The girls who were extricated from their home and their own traditions were sent to boarding school, if they were still of school age. Instead of being brought up on “toy tipis and dolls,” they were punished and humiliated by the nuns, forced to abandon their own beliefs and culture, “I learned quickly that I would be beaten if I failed in my devotions or, God forbid, prayed the wrong way, especially prayed in Indian to Wakan Tanka, the Indian Creator” (Crow Dog 32). Children were being formulated into Christianity and adult Indians were told “not to go to Indian dances or to the medicine man.” This oppressive image of white America only ended up serving a disastrous purpose, “It [beating] had such a bad effect upon me that I hated and mistrusted every white person on sight, because I met only one kind… Racism breeds racism in reverse” (Crow Dog 34). As Crow Dog mentions in her autobiography, it can take years to reverse this process; the damage done by raising children surrounded by racism and mistrust. When you can no longer find comfort in your own values and beliefs, and the new traditions being offered you are hostile, where else is there to turn but to isolation?
Being an Indian woman also means being able to enjoy Indian womanhood and beauty.
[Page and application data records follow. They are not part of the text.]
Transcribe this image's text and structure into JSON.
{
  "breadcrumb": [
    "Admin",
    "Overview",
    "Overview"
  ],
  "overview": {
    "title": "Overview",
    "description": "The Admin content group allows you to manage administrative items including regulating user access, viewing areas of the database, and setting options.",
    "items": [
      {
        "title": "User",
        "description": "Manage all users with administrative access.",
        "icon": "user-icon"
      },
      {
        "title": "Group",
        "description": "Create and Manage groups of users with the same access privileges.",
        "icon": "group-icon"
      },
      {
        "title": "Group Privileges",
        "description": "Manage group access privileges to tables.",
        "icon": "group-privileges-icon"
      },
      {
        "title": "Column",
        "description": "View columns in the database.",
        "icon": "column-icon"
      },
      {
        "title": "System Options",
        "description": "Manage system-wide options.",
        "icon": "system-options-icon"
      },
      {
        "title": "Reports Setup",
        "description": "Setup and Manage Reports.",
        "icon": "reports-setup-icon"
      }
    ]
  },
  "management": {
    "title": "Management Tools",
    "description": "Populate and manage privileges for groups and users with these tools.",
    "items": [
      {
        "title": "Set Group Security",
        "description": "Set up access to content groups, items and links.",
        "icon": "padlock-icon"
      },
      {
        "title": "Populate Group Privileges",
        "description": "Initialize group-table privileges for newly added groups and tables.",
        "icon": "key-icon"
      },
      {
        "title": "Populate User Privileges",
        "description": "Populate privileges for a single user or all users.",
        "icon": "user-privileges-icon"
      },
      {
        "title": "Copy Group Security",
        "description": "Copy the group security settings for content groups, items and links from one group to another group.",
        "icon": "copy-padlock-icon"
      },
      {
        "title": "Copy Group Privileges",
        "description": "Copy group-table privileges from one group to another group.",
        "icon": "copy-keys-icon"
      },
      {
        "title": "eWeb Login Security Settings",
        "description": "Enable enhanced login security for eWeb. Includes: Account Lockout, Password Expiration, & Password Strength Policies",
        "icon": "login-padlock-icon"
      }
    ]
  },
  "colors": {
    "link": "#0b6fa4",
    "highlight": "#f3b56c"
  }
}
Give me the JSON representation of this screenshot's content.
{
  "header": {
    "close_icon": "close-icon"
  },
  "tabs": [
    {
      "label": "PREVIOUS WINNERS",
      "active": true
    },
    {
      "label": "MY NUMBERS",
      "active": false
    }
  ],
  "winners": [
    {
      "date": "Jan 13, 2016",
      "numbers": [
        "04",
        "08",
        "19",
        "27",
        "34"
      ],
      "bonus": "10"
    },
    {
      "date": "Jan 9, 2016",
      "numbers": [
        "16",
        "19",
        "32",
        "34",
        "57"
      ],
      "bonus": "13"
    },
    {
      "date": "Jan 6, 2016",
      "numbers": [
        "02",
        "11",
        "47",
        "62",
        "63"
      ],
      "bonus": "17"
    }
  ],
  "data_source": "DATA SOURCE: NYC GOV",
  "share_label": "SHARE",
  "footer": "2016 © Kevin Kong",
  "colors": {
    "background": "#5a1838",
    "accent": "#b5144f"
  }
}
As a long revered trait, Indian women grew their hair thick and long. In order to be “tamed,” women’s hair was also subject to scrutiny, “Little girls with pretty braids, and the first thing the nuns did was chop their hair off and tie up what was left behind their ears” (Crow Dog 34). This idea is eerily similar to Ruth Whitman’s poem Cutting The Jewish Bride’s Hair, in which the woman’s hair is a symbolism for freedom, wildness, ad independence. By having their hair cut, the women are being forced into passivity and become the product of their “masters.” Women’s sexuality was taken over and taken from them as well. Along with the physical abuse came sexual abuse. Enduring embarrassment and belittlement, Indian women, particularly those which were still in school, lived through the unjustness of the men around them. The school priests were not exempt from this type of behavior either, “All he [the priest] does is watch young women and girls with that funny smile on his face… So there was this too to contend with – sexual harassment” (Crow Dog 39). The religious supremes themselves were dishing out child rape, sexual perversions, beatings, and racism of their own doing and covering it up, “We complained to the student body. The nuns said we just had a dirty mind” (Crow Dog 40). All of these things are just other examples of dominating a young Indian girl by putting her “in her place,” which is what they were being broken down into. Hardship of this kind lasts for years. A young Indian girl’s struggle for her own rights is also a struggle to find herself.
The Cheyenne proverb states, and that which Crow Dog included in the very beginning of her novel, “A nation is not conquered until the hearts of its women are on the ground. Then it is done, no matter how brave its warriors nor how strong their weapons.” As we’ve witnessed from Crow Dog’s biographical account, her nation has not given up, the Indian women’s strength has carried them on, and her voice will continue to be heard. The women’s hearts have not yet fallen to the ground.